Component data from apps and pages
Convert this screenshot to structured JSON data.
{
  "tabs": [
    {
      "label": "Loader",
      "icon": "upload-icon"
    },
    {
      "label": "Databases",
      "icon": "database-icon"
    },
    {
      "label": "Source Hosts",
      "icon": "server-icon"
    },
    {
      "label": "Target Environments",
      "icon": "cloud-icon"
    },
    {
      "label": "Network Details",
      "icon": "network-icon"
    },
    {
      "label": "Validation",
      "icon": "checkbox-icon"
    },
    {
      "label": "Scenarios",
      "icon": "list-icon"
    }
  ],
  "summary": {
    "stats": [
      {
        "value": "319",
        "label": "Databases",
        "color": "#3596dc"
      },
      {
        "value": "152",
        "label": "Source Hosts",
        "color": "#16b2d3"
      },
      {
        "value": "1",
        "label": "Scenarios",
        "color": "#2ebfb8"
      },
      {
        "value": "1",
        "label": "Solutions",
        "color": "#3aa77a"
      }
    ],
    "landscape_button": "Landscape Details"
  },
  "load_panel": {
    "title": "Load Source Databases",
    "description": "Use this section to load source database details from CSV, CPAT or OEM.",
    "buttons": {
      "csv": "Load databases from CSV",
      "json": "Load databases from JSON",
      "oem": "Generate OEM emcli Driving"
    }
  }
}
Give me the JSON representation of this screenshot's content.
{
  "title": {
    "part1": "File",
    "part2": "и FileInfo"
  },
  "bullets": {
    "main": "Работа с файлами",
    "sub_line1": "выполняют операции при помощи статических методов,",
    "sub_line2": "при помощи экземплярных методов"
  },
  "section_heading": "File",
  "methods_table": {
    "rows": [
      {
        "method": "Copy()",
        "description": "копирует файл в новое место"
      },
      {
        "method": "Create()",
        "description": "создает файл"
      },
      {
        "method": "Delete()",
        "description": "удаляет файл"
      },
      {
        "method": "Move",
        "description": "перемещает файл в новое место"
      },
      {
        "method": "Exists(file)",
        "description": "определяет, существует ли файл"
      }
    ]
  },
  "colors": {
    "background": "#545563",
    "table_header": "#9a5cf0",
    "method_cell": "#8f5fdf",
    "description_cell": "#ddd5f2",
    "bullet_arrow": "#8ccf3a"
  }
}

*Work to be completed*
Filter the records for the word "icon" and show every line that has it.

*Solution to the problem*
      "icon": "upload-icon"
      "icon": "database-icon"
      "icon": "server-icon"
      "icon": "cloud-icon"
      "icon": "network-icon"
      "icon": "checkbox-icon"
      "icon": "list-icon"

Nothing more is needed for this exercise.